St. Patrick is the patron saint of Ireland. And the president used the occasion to talk about a vision of peace.
"We seek a lasting peace for the people of Northern Ireland, a peace that will allow people to live free of terror and intimidation," said President Bush.
Standing side-by-side with the Prime Minister of the Republic of Ireland, Bertie Ahern, Mr. Bush said the goal is to create a region that is prosperous and locally governed.
"I call for a permanent end to all political violence," he said. "There is no place for paramilitaries in a democratic society."
Prime Minister Ahern said some progress has been made in bringing peace to Northern Ireland, but much more must be done. He spoke with a bit of a sense of urgency, saying he remains convinced the Good Friday peace agreement signed about six years ago can be fulfilled.
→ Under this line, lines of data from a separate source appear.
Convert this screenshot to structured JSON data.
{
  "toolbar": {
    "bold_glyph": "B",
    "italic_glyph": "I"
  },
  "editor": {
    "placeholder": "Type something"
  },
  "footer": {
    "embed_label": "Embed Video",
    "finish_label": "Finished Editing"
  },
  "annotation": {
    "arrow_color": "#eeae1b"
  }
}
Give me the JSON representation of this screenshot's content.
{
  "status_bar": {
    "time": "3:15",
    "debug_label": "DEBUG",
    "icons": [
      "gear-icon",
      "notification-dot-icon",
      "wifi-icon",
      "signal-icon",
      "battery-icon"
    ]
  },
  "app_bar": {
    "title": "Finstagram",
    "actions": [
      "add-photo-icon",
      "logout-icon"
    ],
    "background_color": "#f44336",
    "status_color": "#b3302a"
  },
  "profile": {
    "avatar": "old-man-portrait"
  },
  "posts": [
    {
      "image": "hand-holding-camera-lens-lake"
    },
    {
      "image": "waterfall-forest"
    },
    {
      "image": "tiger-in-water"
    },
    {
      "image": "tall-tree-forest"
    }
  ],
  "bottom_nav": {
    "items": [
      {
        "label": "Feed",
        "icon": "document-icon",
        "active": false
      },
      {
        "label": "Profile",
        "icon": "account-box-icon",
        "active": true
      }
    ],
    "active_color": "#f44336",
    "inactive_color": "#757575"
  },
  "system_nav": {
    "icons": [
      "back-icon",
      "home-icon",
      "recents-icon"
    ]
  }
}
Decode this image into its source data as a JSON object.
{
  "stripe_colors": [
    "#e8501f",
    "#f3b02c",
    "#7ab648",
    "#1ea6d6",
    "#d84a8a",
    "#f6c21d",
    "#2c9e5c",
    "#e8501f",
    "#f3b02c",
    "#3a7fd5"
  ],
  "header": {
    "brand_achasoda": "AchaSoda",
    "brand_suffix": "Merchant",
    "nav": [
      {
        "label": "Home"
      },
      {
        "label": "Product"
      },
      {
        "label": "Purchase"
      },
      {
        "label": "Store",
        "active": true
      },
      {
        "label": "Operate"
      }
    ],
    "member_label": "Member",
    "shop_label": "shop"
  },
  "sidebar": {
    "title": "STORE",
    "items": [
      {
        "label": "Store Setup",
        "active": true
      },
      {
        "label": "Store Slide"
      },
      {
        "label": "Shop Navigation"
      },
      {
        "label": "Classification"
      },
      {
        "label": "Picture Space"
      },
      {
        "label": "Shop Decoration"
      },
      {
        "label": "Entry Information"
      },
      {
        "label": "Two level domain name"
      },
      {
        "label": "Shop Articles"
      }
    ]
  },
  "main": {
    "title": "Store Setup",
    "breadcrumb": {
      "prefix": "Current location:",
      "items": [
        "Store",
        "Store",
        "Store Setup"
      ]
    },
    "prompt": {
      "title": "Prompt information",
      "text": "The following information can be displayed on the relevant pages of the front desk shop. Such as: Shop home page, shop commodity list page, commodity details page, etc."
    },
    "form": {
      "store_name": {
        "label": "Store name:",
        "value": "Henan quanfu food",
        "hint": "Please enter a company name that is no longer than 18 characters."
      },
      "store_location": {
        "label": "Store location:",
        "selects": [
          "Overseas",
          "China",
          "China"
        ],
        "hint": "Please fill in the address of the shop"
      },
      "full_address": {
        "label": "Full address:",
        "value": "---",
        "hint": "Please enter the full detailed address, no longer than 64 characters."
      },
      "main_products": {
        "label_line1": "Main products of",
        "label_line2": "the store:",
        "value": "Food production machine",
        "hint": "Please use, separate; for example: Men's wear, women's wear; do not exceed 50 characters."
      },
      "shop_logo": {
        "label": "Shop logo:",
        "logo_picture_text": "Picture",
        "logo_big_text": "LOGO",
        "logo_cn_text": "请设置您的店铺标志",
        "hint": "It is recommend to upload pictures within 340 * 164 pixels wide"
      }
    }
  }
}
"The priority now is to overcome the remaining challenges and finish the job once and for all," Mr. Ahern said. "[British] Prime Minister Blair and I are, therefore, redoubling our efforts to resolve those issues that remain outstanding so that the promise and potential of the agreement can be fully realized. "
The White House event was one of several held to mark St. Patrick's Day in Washington, with the president and the prime minister traveling to Capitol Hill for a luncheon with congressional leaders.
The two will meet again in late June when President Bush goes to Ireland to attend an EU-U.S. summit. Ireland currently holds the revolving presidency of the European Union.